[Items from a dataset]
· · · ·

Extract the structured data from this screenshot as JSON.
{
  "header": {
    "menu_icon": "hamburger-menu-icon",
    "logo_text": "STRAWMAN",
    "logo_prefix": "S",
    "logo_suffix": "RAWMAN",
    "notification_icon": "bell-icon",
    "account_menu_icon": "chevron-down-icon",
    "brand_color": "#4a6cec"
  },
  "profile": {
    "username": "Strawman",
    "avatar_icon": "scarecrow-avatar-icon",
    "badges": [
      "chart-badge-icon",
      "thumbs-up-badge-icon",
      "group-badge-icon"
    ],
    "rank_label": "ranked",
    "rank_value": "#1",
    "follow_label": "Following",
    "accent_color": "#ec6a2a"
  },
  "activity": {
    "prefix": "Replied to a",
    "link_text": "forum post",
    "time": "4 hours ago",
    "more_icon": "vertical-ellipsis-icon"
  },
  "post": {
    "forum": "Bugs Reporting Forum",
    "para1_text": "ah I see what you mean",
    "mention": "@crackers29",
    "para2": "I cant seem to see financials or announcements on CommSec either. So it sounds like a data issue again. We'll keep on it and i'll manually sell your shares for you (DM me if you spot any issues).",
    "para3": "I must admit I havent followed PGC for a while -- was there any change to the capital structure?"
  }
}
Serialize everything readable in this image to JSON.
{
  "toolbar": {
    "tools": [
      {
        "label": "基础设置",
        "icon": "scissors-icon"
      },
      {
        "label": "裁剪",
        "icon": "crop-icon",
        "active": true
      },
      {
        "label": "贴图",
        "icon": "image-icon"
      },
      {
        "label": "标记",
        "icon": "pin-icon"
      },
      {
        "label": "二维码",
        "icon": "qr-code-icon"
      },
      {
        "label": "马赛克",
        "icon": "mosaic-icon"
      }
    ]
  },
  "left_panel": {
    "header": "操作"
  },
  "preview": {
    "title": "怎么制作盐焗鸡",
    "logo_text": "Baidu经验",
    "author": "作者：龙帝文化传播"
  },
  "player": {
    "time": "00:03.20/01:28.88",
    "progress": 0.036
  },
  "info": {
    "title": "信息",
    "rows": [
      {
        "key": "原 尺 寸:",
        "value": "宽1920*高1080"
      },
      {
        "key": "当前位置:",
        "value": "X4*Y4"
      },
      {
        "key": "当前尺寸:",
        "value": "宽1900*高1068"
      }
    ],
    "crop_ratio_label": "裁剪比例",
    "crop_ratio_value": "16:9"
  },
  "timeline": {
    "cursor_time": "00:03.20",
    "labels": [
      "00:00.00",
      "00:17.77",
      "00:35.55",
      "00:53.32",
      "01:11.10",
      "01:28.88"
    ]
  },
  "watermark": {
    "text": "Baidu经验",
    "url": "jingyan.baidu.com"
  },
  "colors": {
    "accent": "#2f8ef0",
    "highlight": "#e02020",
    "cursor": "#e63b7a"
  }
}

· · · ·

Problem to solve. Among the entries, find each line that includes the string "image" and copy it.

Task response.
Serialize everything readable in this image to JSON.
        "icon": "image-icon"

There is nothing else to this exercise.